> **Assignment**: Leaving out all images, write out the records that follow exactly.

> **Given records**:
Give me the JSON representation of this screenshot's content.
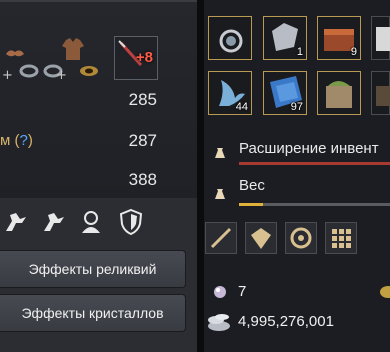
{
  "stats": {
    "value_1": "285",
    "label_2": "м (?)",
    "label_2_prefix": "м (",
    "label_2_q": "?",
    "label_2_suffix": ")",
    "value_2": "287",
    "value_3": "388"
  },
  "enhancement": {
    "level": "+8"
  },
  "buttons": {
    "relic_effects": "Эффекты реликвий",
    "crystal_effects": "Эффекты кристаллов"
  },
  "inventory": {
    "slots": [
      {
        "icon": "necklace-icon",
        "count": ""
      },
      {
        "icon": "ore-icon",
        "count": "1"
      },
      {
        "icon": "chest-icon",
        "count": "9"
      },
      {
        "icon": "box-icon",
        "count": ""
      },
      {
        "icon": "tail-icon",
        "count": "44"
      },
      {
        "icon": "scale-icon",
        "count": "97"
      },
      {
        "icon": "crate-icon",
        "count": ""
      },
      {
        "icon": "wood-icon",
        "count": ""
      }
    ]
  },
  "bars": {
    "expansion_label": "Расширение инвент",
    "weight_label": "Вес",
    "weight_fill_fraction": 0.16
  },
  "currency": {
    "pearls": "7",
    "silver": "4,995,276,001"
  },
  "colors": {
    "accent_gold": "#d7b46a",
    "enhancement_red": "#ff5a46",
    "expansion_bar": "#a83b30",
    "weight_fill": "#e0b13a"
  }
}
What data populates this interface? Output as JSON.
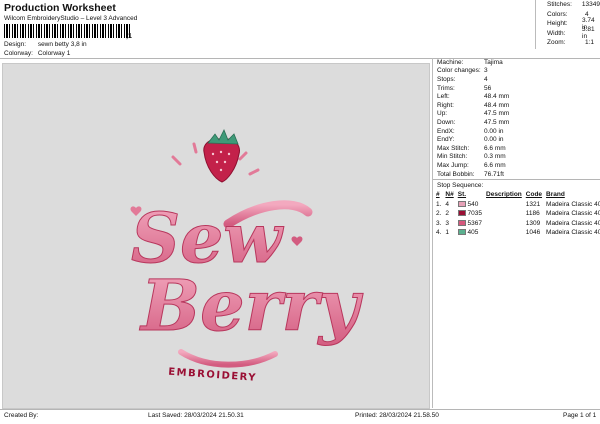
{
  "header": {
    "title": "Production Worksheet",
    "subtitle": "Wilcom EmbroideryStudio – Level 3 Advanced",
    "barcode_suffix": ",1",
    "design_label": "Design:",
    "design_value": "sewn betty 3,8 in",
    "colorway_label": "Colorway:",
    "colorway_value": "Colorway 1"
  },
  "summary": [
    {
      "label": "Stitches:",
      "value": "13349"
    },
    {
      "label": "Colors:",
      "value": "4"
    },
    {
      "label": "Height:",
      "value": "3.74 in"
    },
    {
      "label": "Width:",
      "value": "3.81 in"
    },
    {
      "label": "Zoom:",
      "value": "1:1"
    }
  ],
  "machine_info": [
    {
      "label": "Machine:",
      "value": "Tajima"
    },
    {
      "label": "Color changes:",
      "value": "3"
    },
    {
      "label": "Stops:",
      "value": "4"
    },
    {
      "label": "Trims:",
      "value": "56"
    },
    {
      "label": "Left:",
      "value": "48.4 mm"
    },
    {
      "label": "Right:",
      "value": "48.4 mm"
    },
    {
      "label": "Up:",
      "value": "47.5 mm"
    },
    {
      "label": "Down:",
      "value": "47.5 mm"
    },
    {
      "label": "EndX:",
      "value": "0.00 in"
    },
    {
      "label": "EndY:",
      "value": "0.00 in"
    },
    {
      "label": "Max Stitch:",
      "value": "6.6 mm"
    },
    {
      "label": "Min Stitch:",
      "value": "0.3 mm"
    },
    {
      "label": "Max Jump:",
      "value": "6.6 mm"
    },
    {
      "label": "Total Bobbin:",
      "value": "76.71ft"
    }
  ],
  "stop_sequence": {
    "title": "Stop Sequence:",
    "headers": [
      "#",
      "N#",
      "St.",
      "Description",
      "Code",
      "Brand"
    ],
    "rows": [
      {
        "num": "1.",
        "n": "4",
        "color": "#e6a1b7",
        "st": "540",
        "desc": "",
        "code": "1321",
        "brand": "Madeira Classic 40"
      },
      {
        "num": "2.",
        "n": "2",
        "color": "#9a0f34",
        "st": "7035",
        "desc": "",
        "code": "1186",
        "brand": "Madeira Classic 40"
      },
      {
        "num": "3.",
        "n": "3",
        "color": "#d6587d",
        "st": "5367",
        "desc": "",
        "code": "1309",
        "brand": "Madeira Classic 40"
      },
      {
        "num": "4.",
        "n": "1",
        "color": "#5bb08f",
        "st": "405",
        "desc": "",
        "code": "1046",
        "brand": "Madeira Classic 40"
      }
    ]
  },
  "design": {
    "line1": "Sew",
    "line2": "Berry",
    "line3": "EMBROIDERY"
  },
  "footer": {
    "created_by": "Created By:",
    "last_saved": "Last Saved: 28/03/2024 21.50.31",
    "printed": "Printed: 28/03/2024 21.58.50",
    "page": "Page 1 of 1"
  }
}
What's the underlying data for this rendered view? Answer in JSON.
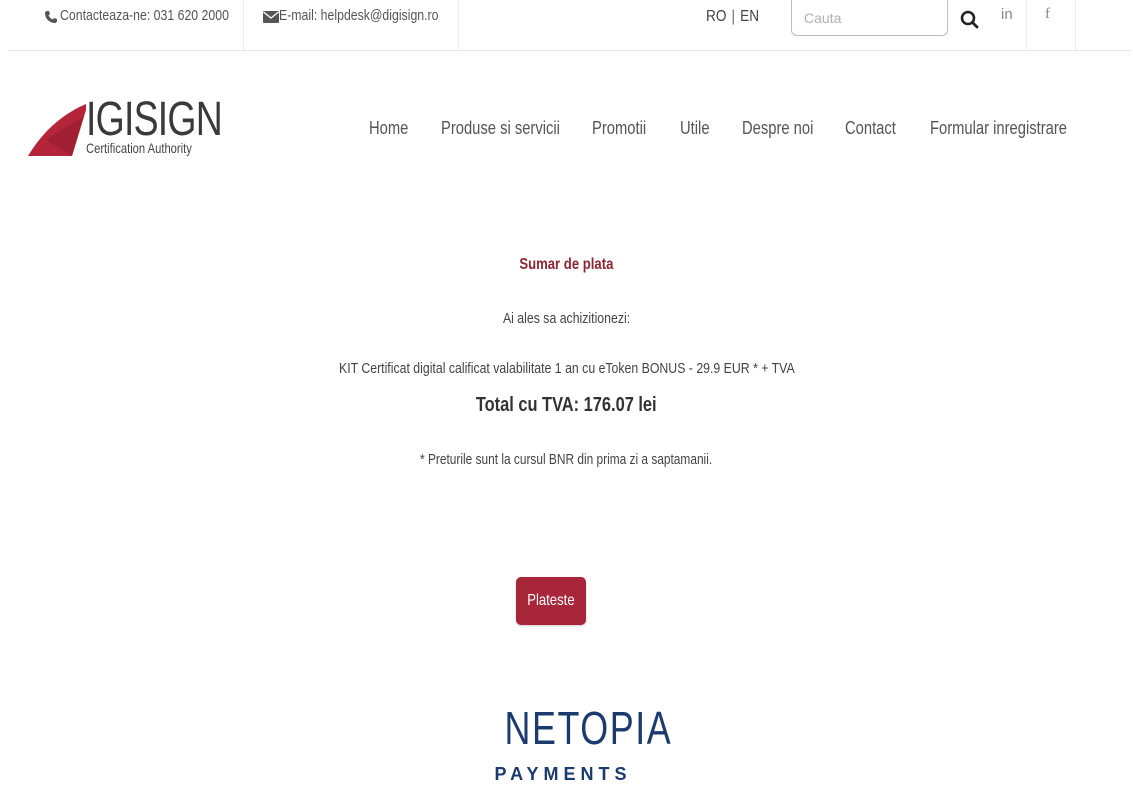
{
  "topbar": {
    "phone": "Contacteaza-ne: 031 620 2000",
    "email": "E-mail: helpdesk@digisign.ro",
    "lang_ro": "RO",
    "lang_sep": "|",
    "lang_en": "EN",
    "search_placeholder": "Cauta",
    "social_linkedin": "in",
    "social_facebook": "f"
  },
  "header": {
    "logo_text": "IGISIGN",
    "logo_sub": "Certification Authority",
    "nav": [
      "Home",
      "Produse si servicii",
      "Promotii",
      "Utile",
      "Despre noi",
      "Contact",
      "Formular inregistrare"
    ]
  },
  "summary": {
    "title": "Sumar de plata",
    "intro": "Ai ales sa achizitionezi:",
    "product": "KIT Certificat digital calificat valabilitate 1 an cu eToken BONUS - 29.9 EUR * + TVA",
    "total": "Total cu TVA: 176.07 lei",
    "note": "* Preturile sunt la cursul BNR din prima zi a saptamanii."
  },
  "pay_button": "Plateste",
  "netopia": {
    "brand": "NETOPIA",
    "sub": "PAYMENTS"
  },
  "colors": {
    "accent": "#a8263a",
    "title": "#8b2632",
    "netopia": "#1b3a6e",
    "logo_red": "#b5253a"
  }
}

> **Exercise response**:
Give me the JSON representation of this screenshot's content.
{
  "stats": {
    "value_1": "285",
    "label_2": "м (?)",
    "label_2_prefix": "м (",
    "label_2_q": "?",
    "label_2_suffix": ")",
    "value_2": "287",
    "value_3": "388"
  },
  "enhancement": {
    "level": "+8"
  },
  "buttons": {
    "relic_effects": "Эффекты реликвий",
    "crystal_effects": "Эффекты кристаллов"
  },
  "inventory": {
    "slots": [
      {
        "icon": "necklace-icon",
        "count": ""
      },
      {
        "icon": "ore-icon",
        "count": "1"
      },
      {
        "icon": "chest-icon",
        "count": "9"
      },
      {
        "icon": "box-icon",
        "count": ""
      },
      {
        "icon": "tail-icon",
        "count": "44"
      },
      {
        "icon": "scale-icon",
        "count": "97"
      },
      {
        "icon": "crate-icon",
        "count": ""
      },
      {
        "icon": "wood-icon",
        "count": ""
      }
    ]
  },
  "bars": {
    "expansion_label": "Расширение инвент",
    "weight_label": "Вес",
    "weight_fill_fraction": 0.16
  },
  "currency": {
    "pearls": "7",
    "silver": "4,995,276,001"
  },
  "colors": {
    "accent_gold": "#d7b46a",
    "enhancement_red": "#ff5a46",
    "expansion_bar": "#a83b30",
    "weight_fill": "#e0b13a"
  }
}
What data populates this interface? Output as JSON.
{
  "header": {
    "title": "Production Worksheet",
    "subtitle": "Wilcom EmbroideryStudio – Level 3 Advanced",
    "barcode_suffix": ",1",
    "design_label": "Design:",
    "design_value": "sewn betty 3,8 in",
    "colorway_label": "Colorway:",
    "colorway_value": "Colorway 1"
  },
  "summary": [
    {
      "label": "Stitches:",
      "value": "13349"
    },
    {
      "label": "Colors:",
      "value": "4"
    },
    {
      "label": "Height:",
      "value": "3.74 in"
    },
    {
      "label": "Width:",
      "value": "3.81 in"
    },
    {
      "label": "Zoom:",
      "value": "1:1"
    }
  ],
  "machine_info": [
    {
      "label": "Machine:",
      "value": "Tajima"
    },
    {
      "label": "Color changes:",
      "value": "3"
    },
    {
      "label": "Stops:",
      "value": "4"
    },
    {
      "label": "Trims:",
      "value": "56"
    },
    {
      "label": "Left:",
      "value": "48.4 mm"
    },
    {
      "label": "Right:",
      "value": "48.4 mm"
    },
    {
      "label": "Up:",
      "value": "47.5 mm"
    },
    {
      "label": "Down:",
      "value": "47.5 mm"
    },
    {
      "label": "EndX:",
      "value": "0.00 in"
    },
    {
      "label": "EndY:",
      "value": "0.00 in"
    },
    {
      "label": "Max Stitch:",
      "value": "6.6 mm"
    },
    {
      "label": "Min Stitch:",
      "value": "0.3 mm"
    },
    {
      "label": "Max Jump:",
      "value": "6.6 mm"
    },
    {
      "label": "Total Bobbin:",
      "value": "76.71ft"
    }
  ],
  "stop_sequence": {
    "title": "Stop Sequence:",
    "headers": [
      "#",
      "N#",
      "St.",
      "Description",
      "Code",
      "Brand"
    ],
    "rows": [
      {
        "num": "1.",
        "n": "4",
        "color": "#e6a1b7",
        "st": "540",
        "desc": "",
        "code": "1321",
        "brand": "Madeira Classic 40"
      },
      {
        "num": "2.",
        "n": "2",
        "color": "#9a0f34",
        "st": "7035",
        "desc": "",
        "code": "1186",
        "brand": "Madeira Classic 40"
      },
      {
        "num": "3.",
        "n": "3",
        "color": "#d6587d",
        "st": "5367",
        "desc": "",
        "code": "1309",
        "brand": "Madeira Classic 40"
      },
      {
        "num": "4.",
        "n": "1",
        "color": "#5bb08f",
        "st": "405",
        "desc": "",
        "code": "1046",
        "brand": "Madeira Classic 40"
      }
    ]
  },
  "design": {
    "line1": "Sew",
    "line2": "Berry",
    "line3": "EMBROIDERY"
  },
  "footer": {
    "created_by": "Created By:",
    "last_saved": "Last Saved: 28/03/2024 21.50.31",
    "printed": "Printed: 28/03/2024 21.58.50",
    "page": "Page 1 of 1"
  }
}
What's the underlying data for this rendered view? Answer in JSON.
{
  "topbar": {
    "phone": "Contacteaza-ne: 031 620 2000",
    "email": "E-mail: helpdesk@digisign.ro",
    "lang_ro": "RO",
    "lang_sep": "|",
    "lang_en": "EN",
    "search_placeholder": "Cauta",
    "social_linkedin": "in",
    "social_facebook": "f"
  },
  "header": {
    "logo_text": "IGISIGN",
    "logo_sub": "Certification Authority",
    "nav": [
      "Home",
      "Produse si servicii",
      "Promotii",
      "Utile",
      "Despre noi",
      "Contact",
      "Formular inregistrare"
    ]
  },
  "summary": {
    "title": "Sumar de plata",
    "intro": "Ai ales sa achizitionezi:",
    "product": "KIT Certificat digital calificat valabilitate 1 an cu eToken BONUS - 29.9 EUR * + TVA",
    "total": "Total cu TVA: 176.07 lei",
    "note": "* Preturile sunt la cursul BNR din prima zi a saptamanii."
  },
  "pay_button": "Plateste",
  "netopia": {
    "brand": "NETOPIA",
    "sub": "PAYMENTS"
  },
  "colors": {
    "accent": "#a8263a",
    "title": "#8b2632",
    "netopia": "#1b3a6e",
    "logo_red": "#b5253a"
  }
}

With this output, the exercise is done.